• **Task to carry out**:
The following entries should be restated word for word, pictures excluded.

(Page and application data records)
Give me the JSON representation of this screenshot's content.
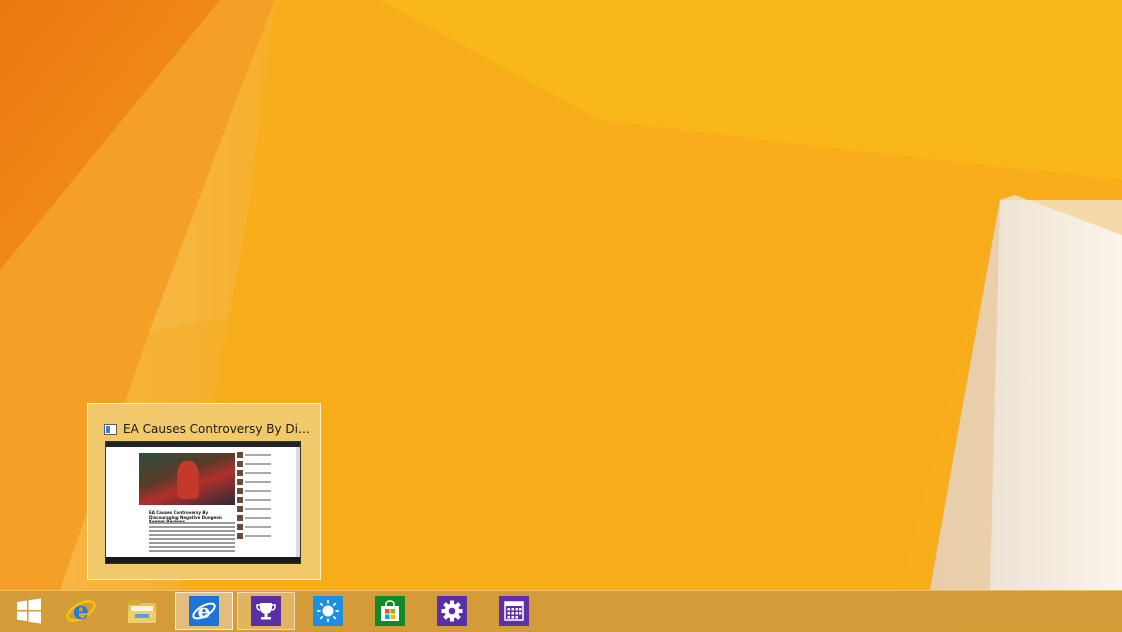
{
  "desktop": {
    "wallpaper_colors": {
      "dark_orange": "#ee7e10",
      "orange": "#f5a51c",
      "yellow": "#f9bb14",
      "cream": "#f7ecd8"
    }
  },
  "preview": {
    "title": "EA Causes Controversy By Disco...",
    "page_headline": "EA Causes Controversy By Discouraging Negative Dungeon Keeper Reviews"
  },
  "taskbar": {
    "background": "#cf9a3c",
    "items": [
      {
        "name": "start-button",
        "icon": "windows-logo-icon",
        "state": "normal"
      },
      {
        "name": "internet-explorer-pinned",
        "icon": "internet-explorer-icon",
        "state": "normal"
      },
      {
        "name": "file-explorer",
        "icon": "folder-icon",
        "state": "normal"
      },
      {
        "name": "internet-explorer-modern",
        "icon": "internet-explorer-tile-icon",
        "state": "active"
      },
      {
        "name": "achievements-app",
        "icon": "trophy-icon",
        "state": "hover"
      },
      {
        "name": "weather-app",
        "icon": "sun-icon",
        "state": "normal"
      },
      {
        "name": "store-app",
        "icon": "store-icon",
        "state": "normal"
      },
      {
        "name": "settings-app",
        "icon": "gear-icon",
        "state": "normal"
      },
      {
        "name": "calendar-app",
        "icon": "calendar-icon",
        "state": "normal"
      }
    ]
  }
}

• **Result**:
Give me the JSON representation of this screenshot's content.
{
  "desktop": {
    "wallpaper_colors": {
      "dark_orange": "#ee7e10",
      "orange": "#f5a51c",
      "yellow": "#f9bb14",
      "cream": "#f7ecd8"
    }
  },
  "preview": {
    "title": "EA Causes Controversy By Disco...",
    "page_headline": "EA Causes Controversy By Discouraging Negative Dungeon Keeper Reviews"
  },
  "taskbar": {
    "background": "#cf9a3c",
    "items": [
      {
        "name": "start-button",
        "icon": "windows-logo-icon",
        "state": "normal"
      },
      {
        "name": "internet-explorer-pinned",
        "icon": "internet-explorer-icon",
        "state": "normal"
      },
      {
        "name": "file-explorer",
        "icon": "folder-icon",
        "state": "normal"
      },
      {
        "name": "internet-explorer-modern",
        "icon": "internet-explorer-tile-icon",
        "state": "active"
      },
      {
        "name": "achievements-app",
        "icon": "trophy-icon",
        "state": "hover"
      },
      {
        "name": "weather-app",
        "icon": "sun-icon",
        "state": "normal"
      },
      {
        "name": "store-app",
        "icon": "store-icon",
        "state": "normal"
      },
      {
        "name": "settings-app",
        "icon": "gear-icon",
        "state": "normal"
      },
      {
        "name": "calendar-app",
        "icon": "calendar-icon",
        "state": "normal"
      }
    ]
  }
}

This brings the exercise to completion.